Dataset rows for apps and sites
- - -
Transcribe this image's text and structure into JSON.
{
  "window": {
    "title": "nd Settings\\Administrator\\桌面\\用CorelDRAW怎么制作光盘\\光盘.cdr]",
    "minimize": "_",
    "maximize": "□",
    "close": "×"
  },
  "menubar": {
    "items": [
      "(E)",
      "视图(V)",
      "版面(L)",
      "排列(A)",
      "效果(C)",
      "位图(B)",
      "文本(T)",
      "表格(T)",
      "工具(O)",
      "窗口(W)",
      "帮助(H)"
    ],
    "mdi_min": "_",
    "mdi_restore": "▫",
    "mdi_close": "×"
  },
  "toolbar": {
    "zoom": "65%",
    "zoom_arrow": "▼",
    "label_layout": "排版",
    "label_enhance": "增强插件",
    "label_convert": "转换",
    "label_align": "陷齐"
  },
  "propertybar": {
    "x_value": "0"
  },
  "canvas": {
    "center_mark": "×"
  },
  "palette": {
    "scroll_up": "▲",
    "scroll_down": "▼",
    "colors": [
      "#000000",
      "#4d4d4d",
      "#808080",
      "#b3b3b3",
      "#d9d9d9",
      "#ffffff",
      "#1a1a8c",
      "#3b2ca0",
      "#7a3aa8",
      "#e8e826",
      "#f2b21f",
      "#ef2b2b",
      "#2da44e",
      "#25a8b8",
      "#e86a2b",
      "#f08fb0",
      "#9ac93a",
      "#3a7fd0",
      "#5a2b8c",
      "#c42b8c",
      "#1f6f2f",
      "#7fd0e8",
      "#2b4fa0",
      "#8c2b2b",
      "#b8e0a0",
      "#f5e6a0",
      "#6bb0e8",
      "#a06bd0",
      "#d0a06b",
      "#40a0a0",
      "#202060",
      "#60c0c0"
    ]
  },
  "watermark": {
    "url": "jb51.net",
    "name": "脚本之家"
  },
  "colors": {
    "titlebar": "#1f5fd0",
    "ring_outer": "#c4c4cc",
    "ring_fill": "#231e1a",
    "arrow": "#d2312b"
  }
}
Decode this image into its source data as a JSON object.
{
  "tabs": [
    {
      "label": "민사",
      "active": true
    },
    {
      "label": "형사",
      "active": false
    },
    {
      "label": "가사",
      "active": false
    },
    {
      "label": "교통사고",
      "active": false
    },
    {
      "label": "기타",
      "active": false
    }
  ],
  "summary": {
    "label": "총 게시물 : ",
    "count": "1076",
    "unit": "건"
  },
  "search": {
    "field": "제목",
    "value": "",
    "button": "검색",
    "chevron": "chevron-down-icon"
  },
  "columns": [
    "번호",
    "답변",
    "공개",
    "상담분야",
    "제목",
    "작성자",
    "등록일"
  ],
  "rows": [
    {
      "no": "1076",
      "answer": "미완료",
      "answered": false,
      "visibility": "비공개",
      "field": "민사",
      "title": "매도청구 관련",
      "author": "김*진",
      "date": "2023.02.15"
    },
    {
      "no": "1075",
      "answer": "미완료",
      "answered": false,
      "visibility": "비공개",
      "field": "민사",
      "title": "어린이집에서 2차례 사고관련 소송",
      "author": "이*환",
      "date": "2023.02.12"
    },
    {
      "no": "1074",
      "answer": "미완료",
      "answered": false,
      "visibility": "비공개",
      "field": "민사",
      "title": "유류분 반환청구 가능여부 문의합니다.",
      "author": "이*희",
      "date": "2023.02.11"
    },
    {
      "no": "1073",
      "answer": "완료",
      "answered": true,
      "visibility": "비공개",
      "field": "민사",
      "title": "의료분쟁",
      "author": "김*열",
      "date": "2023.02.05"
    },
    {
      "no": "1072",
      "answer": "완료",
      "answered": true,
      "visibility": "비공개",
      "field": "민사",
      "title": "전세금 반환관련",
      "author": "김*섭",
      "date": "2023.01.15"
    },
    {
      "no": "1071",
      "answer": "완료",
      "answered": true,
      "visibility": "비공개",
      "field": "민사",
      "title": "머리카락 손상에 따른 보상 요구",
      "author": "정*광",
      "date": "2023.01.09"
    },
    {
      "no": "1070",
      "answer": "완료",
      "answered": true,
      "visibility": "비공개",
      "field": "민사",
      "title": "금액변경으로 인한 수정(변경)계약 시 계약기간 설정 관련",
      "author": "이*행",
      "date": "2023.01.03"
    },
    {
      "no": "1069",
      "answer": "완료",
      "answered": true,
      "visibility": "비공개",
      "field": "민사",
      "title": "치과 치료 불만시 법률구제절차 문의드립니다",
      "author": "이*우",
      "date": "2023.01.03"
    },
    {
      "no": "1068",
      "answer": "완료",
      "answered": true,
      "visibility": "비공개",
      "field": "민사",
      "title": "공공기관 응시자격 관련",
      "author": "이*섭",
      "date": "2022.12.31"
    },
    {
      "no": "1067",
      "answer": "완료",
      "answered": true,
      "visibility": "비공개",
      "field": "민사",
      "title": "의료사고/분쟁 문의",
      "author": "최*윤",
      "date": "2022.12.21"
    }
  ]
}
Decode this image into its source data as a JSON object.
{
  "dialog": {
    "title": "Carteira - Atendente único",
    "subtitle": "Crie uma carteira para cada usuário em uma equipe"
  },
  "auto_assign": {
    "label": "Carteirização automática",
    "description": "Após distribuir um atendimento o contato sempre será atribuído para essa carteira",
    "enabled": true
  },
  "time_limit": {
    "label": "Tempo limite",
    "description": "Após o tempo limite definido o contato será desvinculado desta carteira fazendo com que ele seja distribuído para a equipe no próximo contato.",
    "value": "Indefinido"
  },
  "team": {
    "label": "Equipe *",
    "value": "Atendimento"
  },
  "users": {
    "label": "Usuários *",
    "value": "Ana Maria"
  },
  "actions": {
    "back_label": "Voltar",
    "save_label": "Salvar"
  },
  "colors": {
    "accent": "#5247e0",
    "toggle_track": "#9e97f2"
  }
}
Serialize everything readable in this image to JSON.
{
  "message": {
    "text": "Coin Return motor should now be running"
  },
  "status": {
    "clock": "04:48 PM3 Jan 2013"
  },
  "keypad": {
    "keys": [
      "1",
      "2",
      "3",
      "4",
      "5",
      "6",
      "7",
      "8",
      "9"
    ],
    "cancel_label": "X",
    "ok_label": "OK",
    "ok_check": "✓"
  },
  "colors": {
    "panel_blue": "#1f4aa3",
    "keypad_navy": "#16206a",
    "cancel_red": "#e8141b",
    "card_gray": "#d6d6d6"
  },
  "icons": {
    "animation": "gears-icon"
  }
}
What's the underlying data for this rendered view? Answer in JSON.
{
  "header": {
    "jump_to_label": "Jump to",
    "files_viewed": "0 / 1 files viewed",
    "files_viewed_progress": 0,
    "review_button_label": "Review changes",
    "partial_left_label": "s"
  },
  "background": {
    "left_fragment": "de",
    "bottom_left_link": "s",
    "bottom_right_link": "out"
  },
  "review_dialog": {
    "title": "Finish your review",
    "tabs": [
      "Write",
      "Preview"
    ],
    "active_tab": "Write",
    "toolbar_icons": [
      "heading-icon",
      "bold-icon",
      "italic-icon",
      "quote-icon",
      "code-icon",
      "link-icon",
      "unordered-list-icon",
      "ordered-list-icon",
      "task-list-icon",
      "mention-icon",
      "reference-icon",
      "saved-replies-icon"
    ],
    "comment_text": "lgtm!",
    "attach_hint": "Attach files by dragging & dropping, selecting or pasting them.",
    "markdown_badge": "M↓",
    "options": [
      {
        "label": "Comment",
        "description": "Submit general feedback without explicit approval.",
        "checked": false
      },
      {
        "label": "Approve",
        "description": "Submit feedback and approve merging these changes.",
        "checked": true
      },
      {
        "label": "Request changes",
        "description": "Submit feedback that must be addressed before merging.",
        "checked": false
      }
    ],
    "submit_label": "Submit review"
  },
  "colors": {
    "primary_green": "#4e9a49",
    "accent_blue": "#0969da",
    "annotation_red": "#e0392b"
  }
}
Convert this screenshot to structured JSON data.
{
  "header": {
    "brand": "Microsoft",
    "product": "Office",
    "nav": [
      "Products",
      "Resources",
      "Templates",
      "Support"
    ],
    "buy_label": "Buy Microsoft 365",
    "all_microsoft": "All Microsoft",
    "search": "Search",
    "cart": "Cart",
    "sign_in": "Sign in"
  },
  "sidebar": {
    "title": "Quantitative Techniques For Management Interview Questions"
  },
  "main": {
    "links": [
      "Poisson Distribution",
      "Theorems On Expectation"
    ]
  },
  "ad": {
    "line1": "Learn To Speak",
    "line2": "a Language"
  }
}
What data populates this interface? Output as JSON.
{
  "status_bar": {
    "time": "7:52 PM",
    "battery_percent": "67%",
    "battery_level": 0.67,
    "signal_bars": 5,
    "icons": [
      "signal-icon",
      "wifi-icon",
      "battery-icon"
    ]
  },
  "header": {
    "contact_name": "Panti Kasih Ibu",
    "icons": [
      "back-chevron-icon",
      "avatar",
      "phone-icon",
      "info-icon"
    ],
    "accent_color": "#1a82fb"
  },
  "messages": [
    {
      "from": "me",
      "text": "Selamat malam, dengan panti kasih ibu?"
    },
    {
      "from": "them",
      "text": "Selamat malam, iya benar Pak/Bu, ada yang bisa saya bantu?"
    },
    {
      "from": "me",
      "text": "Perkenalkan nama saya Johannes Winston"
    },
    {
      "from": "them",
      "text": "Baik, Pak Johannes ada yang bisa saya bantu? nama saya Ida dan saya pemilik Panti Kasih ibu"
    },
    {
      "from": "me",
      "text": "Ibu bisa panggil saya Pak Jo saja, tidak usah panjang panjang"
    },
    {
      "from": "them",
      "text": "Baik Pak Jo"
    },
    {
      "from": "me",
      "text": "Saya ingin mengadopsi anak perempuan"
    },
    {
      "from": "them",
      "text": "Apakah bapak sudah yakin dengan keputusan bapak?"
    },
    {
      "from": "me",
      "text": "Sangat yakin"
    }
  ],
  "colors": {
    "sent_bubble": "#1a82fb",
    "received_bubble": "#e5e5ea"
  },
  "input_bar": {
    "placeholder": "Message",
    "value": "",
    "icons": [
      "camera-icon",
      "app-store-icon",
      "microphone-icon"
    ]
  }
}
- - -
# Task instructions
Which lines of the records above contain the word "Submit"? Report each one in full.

# Exercise result
        "description": "Submit general feedback without explicit approval.",
        "description": "Submit feedback and approve merging these changes.",
        "description": "Submit feedback that must be addressed before merging.",
    "submit_label": "Submit review"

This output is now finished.